Q: Dr. Eppley, I have an indented lower end of my sternum, I think it is called pectus excavatum. I have read about implants to fix but I don’t want a scar on my chest to put it in nor do I ever want any problems with an implant down the road. I was wondering if I was a good candidate for an injectable method of pectus excavatum repair. That seems perfect to me for my chest problem. I have attached some pictures.
A: Thank you for sending your pictures. You have a very discrete lower tail of the sternal depression or a limited pectus excavatum deformity. It’s size and location is deal for an injectable form of pectus excavatum repair or sternal augmentation, the question is one of which material to use. The options include your own fat, hydroxyapatite granules or an hydroxyapatite cement. Having used all three for an injectable sternoplasty approach, I would opt for hydroxyapatite granules or fat. While I love injectable fat (and yes even you as a thin guy have enough to harvest) as it is both natural and will never created an abnormal contour problem, it is very prone to partial or complete resorption due to the tight attachment of the sternal tissues. The pressure of the tight overlying skin is the cause of fat atrophy/resorption. How much of the fat will take can not be precisely predicted before surgery. Hydroxyapatite granules can be injected, are very moldable (as they are granules), will not resorb, and have low risk of any contour/shape issue. Any of the bone cements (composed of hydroxyapatite) are great space fillers and are permanent but are very prone to being overfilled or having an irregular shape (as they set as a hard mass), thus requiring a revisional procedure for adjustment should that occur.

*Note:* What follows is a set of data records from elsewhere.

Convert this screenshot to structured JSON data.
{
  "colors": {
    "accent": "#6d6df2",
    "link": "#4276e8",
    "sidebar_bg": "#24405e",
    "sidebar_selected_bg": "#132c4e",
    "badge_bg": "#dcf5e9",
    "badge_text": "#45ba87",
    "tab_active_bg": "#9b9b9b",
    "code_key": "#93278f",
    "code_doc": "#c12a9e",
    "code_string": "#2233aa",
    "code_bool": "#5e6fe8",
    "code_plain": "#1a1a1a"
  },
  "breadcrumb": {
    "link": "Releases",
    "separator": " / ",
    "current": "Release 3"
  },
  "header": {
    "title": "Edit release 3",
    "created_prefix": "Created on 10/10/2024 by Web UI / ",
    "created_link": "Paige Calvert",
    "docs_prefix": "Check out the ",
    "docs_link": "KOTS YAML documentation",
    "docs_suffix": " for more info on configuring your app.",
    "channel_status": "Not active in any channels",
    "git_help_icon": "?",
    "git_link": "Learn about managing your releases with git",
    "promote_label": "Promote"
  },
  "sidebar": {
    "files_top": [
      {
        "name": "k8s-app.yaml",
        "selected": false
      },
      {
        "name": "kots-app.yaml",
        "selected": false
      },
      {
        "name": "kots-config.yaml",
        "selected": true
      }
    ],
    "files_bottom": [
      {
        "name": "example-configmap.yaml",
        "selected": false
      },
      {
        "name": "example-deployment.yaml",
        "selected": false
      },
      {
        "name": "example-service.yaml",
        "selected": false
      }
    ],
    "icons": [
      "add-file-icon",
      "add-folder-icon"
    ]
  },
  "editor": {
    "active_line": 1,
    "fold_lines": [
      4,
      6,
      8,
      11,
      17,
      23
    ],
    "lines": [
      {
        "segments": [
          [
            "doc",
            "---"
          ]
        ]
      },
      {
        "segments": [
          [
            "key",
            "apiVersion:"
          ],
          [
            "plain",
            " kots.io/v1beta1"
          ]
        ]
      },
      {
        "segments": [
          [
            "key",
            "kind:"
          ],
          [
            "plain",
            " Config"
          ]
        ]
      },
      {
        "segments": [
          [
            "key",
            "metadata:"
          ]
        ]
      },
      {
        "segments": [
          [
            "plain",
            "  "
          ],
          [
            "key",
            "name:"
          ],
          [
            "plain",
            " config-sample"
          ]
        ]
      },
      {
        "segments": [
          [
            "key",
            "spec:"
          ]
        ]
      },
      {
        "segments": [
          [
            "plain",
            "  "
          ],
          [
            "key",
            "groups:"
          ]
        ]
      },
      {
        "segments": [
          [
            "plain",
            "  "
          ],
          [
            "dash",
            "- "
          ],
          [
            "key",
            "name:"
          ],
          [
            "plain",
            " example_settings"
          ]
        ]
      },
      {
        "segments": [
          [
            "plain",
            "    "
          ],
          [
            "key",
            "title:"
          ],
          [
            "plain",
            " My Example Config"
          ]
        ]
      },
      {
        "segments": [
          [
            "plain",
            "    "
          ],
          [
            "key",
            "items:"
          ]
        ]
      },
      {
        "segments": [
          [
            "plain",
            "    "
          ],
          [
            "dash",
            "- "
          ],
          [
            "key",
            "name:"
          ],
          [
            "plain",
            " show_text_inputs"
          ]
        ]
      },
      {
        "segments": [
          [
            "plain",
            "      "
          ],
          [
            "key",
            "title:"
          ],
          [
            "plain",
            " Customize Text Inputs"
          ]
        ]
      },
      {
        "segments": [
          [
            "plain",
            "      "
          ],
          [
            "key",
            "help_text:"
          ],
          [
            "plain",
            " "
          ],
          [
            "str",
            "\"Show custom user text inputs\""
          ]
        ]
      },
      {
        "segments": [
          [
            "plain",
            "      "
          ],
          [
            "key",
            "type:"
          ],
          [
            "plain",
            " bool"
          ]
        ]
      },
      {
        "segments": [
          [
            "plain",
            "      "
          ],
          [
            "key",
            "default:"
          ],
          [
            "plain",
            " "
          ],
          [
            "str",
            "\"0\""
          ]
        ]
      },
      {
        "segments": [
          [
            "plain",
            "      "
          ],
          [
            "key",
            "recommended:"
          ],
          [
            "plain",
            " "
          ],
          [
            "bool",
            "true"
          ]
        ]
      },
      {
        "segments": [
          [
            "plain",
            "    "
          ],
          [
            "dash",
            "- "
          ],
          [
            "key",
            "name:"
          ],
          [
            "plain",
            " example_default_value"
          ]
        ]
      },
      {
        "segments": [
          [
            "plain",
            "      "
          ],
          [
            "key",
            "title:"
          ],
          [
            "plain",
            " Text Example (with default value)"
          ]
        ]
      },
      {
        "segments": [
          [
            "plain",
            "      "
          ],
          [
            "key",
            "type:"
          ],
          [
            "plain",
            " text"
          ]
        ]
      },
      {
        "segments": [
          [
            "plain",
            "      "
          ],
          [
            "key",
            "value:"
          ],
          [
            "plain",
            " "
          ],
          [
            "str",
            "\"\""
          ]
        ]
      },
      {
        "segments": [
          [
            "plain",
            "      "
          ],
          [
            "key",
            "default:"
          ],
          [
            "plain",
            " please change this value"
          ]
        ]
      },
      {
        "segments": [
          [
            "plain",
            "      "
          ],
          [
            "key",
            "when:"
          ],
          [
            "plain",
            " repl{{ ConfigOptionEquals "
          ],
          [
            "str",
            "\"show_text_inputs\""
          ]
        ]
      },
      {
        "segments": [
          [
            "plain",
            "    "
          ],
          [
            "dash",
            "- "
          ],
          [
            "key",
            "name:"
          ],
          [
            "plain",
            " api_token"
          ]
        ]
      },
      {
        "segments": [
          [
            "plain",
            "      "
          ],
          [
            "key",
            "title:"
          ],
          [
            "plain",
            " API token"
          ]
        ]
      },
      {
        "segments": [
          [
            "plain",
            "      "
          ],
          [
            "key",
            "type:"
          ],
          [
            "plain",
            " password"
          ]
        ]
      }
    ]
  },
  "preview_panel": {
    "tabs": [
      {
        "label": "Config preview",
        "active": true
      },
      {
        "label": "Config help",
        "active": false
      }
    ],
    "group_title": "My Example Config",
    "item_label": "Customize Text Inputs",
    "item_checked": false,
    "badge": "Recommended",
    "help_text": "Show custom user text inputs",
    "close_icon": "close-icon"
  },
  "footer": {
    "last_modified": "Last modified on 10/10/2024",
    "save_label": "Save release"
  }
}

Dr. Barry Eppley
Q: Dr. Eppley, I am interested in a variety if procedures including brown bone reduction, rhinoplasty, chin augmentation and correction of my chest which I think is a pectus excavatum deformity. I have attached a variety of pictures so you can see all of the problems. I would like to know what you think.
A: I have taken a careful look at your pictures and can make the following comments.
1) Your chest deformity is very slight and not a true form of pectus excavatum. Regardless of what it may be called, I see no surgical procedure that would be worthwhile. Given the mild nature of the sternal groove/depression, the only option would be to build up the sternum with an injection technique to avoid any significant visible scarring. The problem is that it would be virtually impossible to get a smooth result. Without such a result, you would end up with an equally distracting aesthetic problem.
2) Forehead/brow bone reduction is not an option for you due to the mild nature of the bossing and the need to have a scalp scar to do it. That is always a challenging problem in a male. The trade-off of a scalp scar is not a worthy exchange.
3) Your chin shows both a significant horizontal and vertical deficiency. Its amount of deficiency makes your nose look bigger than it really is. It is the one feature on your face that would make the most dramatic change. Because of these three-dimensional chin deficiences, a chin implant is not a good option as it only brings it forward. Only a sliding genioplasty can bring the chin forward and down which are the changes that you ideally need.
4) The only beneficial changes that I see in your nose is the tip. It could be made thinner. But I would not change the height nor the smoothness of the dorsal line. I would also not change the tip position by making it any shorter or have anymore upward rotation. In essence, a tip rhinoplasty is all that you need.
I have attached some computer imaging based on the chin and nose changes.
Dr. Barry Eppley